### [What the task requires]
Which lines of the data below hold "author"? Copy each of them.

### [Supplied records]
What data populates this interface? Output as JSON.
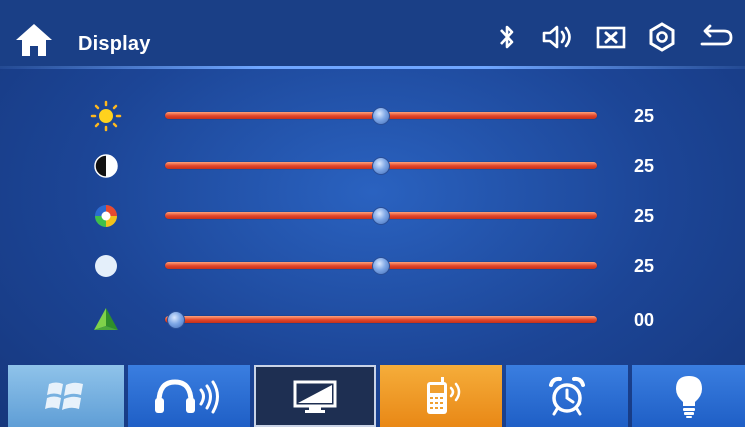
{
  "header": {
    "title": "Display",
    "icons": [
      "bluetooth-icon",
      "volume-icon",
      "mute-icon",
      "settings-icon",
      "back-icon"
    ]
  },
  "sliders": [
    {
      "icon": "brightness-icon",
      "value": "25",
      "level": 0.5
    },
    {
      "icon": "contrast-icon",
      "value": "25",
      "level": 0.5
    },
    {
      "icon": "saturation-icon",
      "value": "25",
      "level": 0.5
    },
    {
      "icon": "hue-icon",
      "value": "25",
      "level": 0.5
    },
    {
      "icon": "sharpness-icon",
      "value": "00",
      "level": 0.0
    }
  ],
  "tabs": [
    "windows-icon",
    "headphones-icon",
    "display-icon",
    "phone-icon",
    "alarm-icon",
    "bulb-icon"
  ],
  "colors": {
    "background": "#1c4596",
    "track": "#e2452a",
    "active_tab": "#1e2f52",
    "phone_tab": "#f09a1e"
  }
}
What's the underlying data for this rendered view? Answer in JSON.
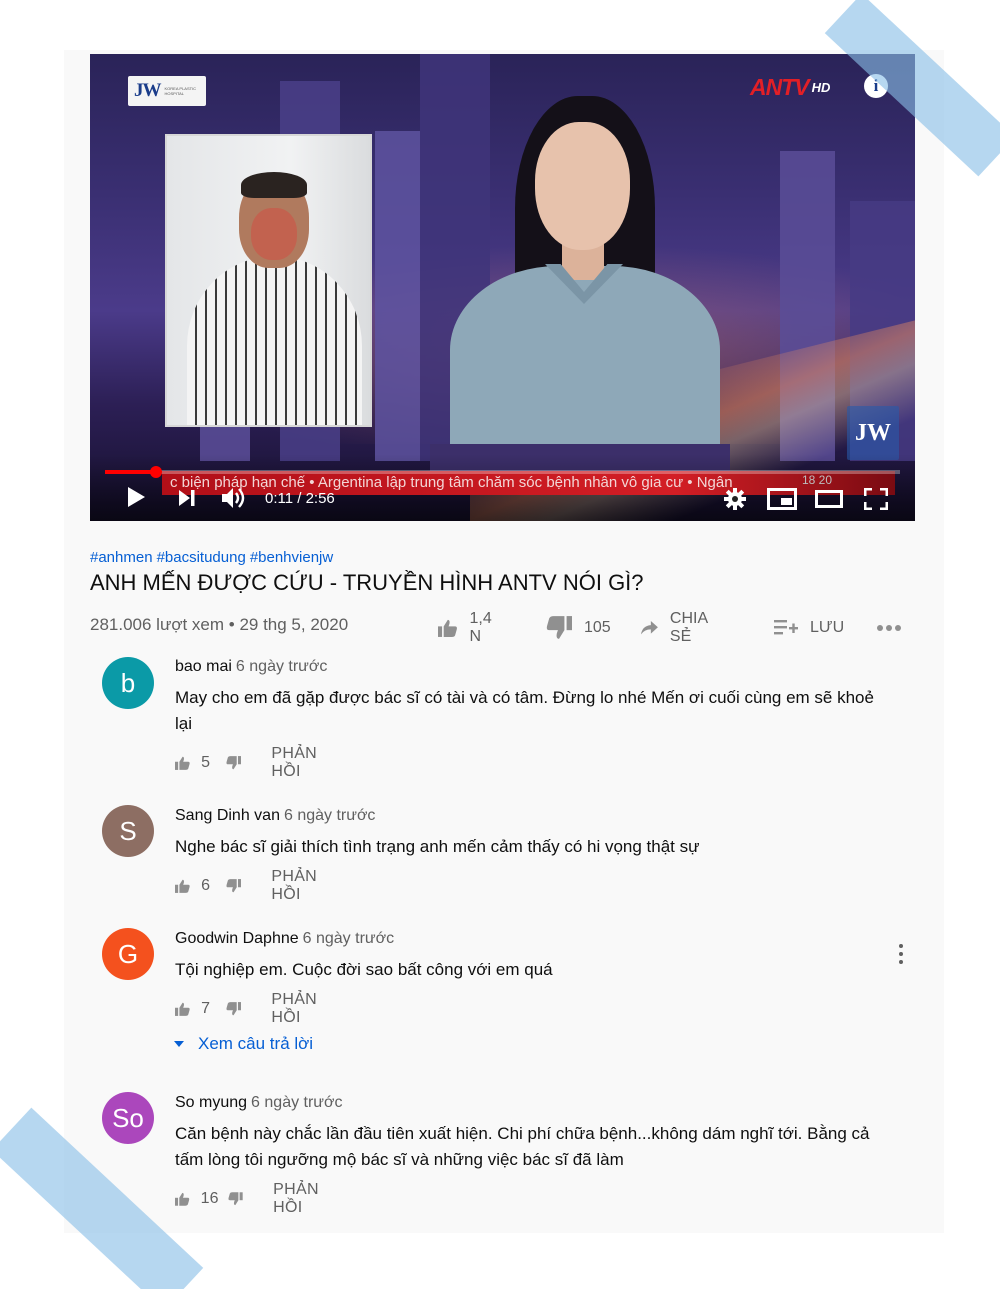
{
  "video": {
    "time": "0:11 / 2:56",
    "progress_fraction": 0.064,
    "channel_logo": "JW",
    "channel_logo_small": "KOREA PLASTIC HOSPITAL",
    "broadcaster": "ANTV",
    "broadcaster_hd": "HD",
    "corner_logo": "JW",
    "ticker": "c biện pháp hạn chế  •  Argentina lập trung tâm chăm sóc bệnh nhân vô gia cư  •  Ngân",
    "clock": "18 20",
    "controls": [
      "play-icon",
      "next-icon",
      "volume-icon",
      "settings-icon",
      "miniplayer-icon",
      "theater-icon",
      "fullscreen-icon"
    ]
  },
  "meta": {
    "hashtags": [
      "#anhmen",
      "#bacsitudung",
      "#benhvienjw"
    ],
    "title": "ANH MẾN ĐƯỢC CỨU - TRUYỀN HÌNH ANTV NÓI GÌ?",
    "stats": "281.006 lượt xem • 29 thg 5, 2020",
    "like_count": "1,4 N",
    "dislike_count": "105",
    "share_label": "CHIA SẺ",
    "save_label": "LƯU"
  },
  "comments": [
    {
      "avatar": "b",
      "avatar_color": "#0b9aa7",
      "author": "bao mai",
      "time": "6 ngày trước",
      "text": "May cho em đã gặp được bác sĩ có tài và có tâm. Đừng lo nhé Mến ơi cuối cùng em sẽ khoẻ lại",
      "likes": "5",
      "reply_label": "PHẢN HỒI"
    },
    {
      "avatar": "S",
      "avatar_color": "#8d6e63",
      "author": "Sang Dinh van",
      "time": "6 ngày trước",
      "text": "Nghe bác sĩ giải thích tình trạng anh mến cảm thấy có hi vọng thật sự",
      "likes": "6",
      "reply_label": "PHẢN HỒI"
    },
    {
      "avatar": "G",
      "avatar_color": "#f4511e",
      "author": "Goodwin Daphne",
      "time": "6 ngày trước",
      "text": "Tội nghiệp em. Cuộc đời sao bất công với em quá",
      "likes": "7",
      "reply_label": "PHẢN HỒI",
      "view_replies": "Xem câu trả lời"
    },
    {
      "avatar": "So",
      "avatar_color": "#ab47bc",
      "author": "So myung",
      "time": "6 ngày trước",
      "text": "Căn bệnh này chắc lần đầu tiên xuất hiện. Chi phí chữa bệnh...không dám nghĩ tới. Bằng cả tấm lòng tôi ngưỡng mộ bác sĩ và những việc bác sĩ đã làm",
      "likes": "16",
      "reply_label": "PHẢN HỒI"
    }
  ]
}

### [Completed exercise]
      "author": "bao mai",
      "author": "Sang Dinh van",
      "author": "Goodwin Daphne",
      "author": "So myung",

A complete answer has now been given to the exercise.